nevercreate anything, [though] it will be misinterpreted, it will chain you and follow you for the rest of your life.
Those of us who explore ideas on whim may find ourselves oscillating between the philosophical and the poetic. Often, the effect of one pushes us towards the other - why?
Recently a statement by the director/screenwriter of Godless (a ‘feminist’ Western) caught my eye as he was explaining his placement of women in the plot:
“I worked hard for them [women] to save themselves.

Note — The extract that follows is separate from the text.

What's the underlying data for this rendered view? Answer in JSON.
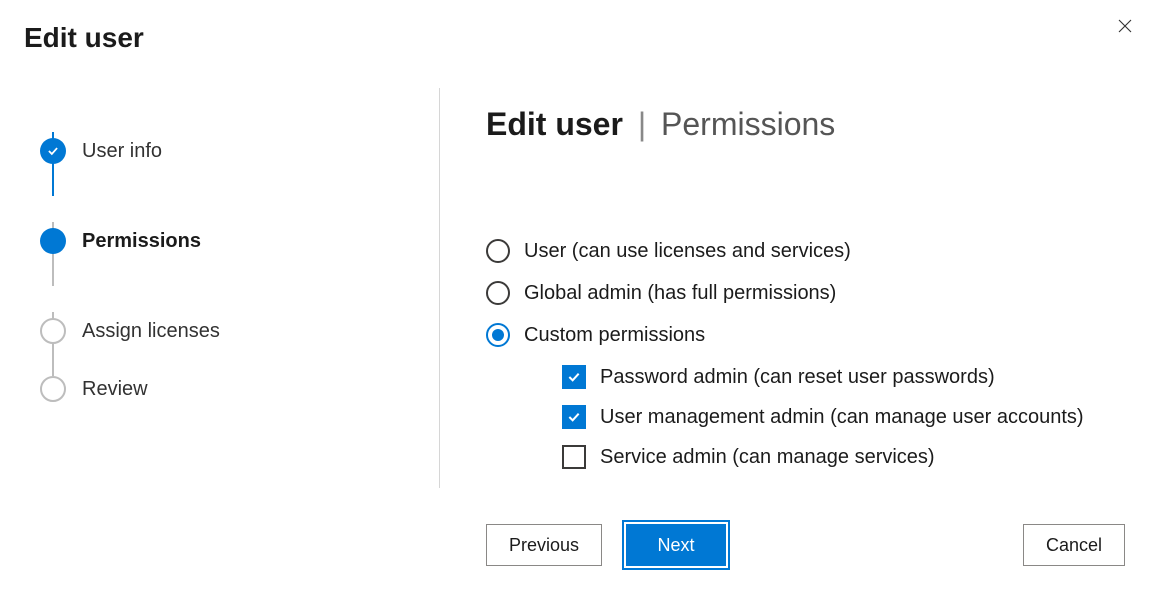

The army doesn’t come; they have to fend for themselves.”
— Scott Frank (Director of Godless)
Often people comment on art as if representing against the status-quo is simply a matter of choice - forgetting the skill required to not break the spell of an art work as it represents something outside the norm. I’ve often seen friends applaud ‘representation’ and I have to kind of nod and smile in a politically correct fashion even if I think the ‘representation’ was detrimental for the art.
I know many curious folks (myself included) tend to enjoy exploring the narcissistic killers we make movies/series about (Ted Bundy, etc.). The danger of staring into the abyss is captivating, but at some point, you ask the question, 'Why do I want to understand these terrible, narcissistic killers?'.
With regards to this question, I keep coming back to a monologue by Felicity Jones' [Jill Barker] in True Story (which, ironically, is about a narcissistic killer..).
But ideas may lose their intellectual quality as they are habitually used. When a child was first learning to recognize, in some hesitating suspense, cats, dogs, houses, marbles, trees, shoes, and other objects, ideas—conscious and tentative meanings—intervened as methods of identification. Now, as a rule, the thing and the meaning are so completely fused that there is no judgment and no idea proper, but only automatic recognition.
— John Dewey
I often find myself thinking about 'what I think about' and the irregular periods of intense engagement versus a general indifference associated with any given topic. I've tried to mentally model this dynamics in various ways (sinusoidal - maybe its just an up and down kind of thing?, diffusion - do I gradually bleed out from one idea to another?) but have never quite been able to put a finger on it. There are too many irregularities, too uneven of intervals between one engagement versus another.
Then I came across a piece by Paul Griffith that presented another analogy: falling in love.
Researching GDPR and its impact, I came across some elements of GDPR that piqued my interest for what they implied about our culture and paradigms around data privacy:
A. What is ‘free’ consent?
B. Data as an ‘object’ vs. data as an ‘experience of you’
C. To be forgotten by the network beyond the individual
Some years ago, when I decided I wanted to be actively reading — in classic DIY fashion — I picked up How to Read a Book: The Classic Guide to Intelligent Reading.
Maybe one of the most tragic love stories is between language and the need for meaningful communication. Neither is completely capable of each other. Neither asks for help. Sometimes, in the middle of conversation, attempting to transfer our inner workings on to another, we are hit with the despairing realization, "It’s not working, I’m not getting through, I can’t". Suddenly, something gets caught in the gears of words and tones, and the heavy feeling of something noncommunicable takes over our limbs.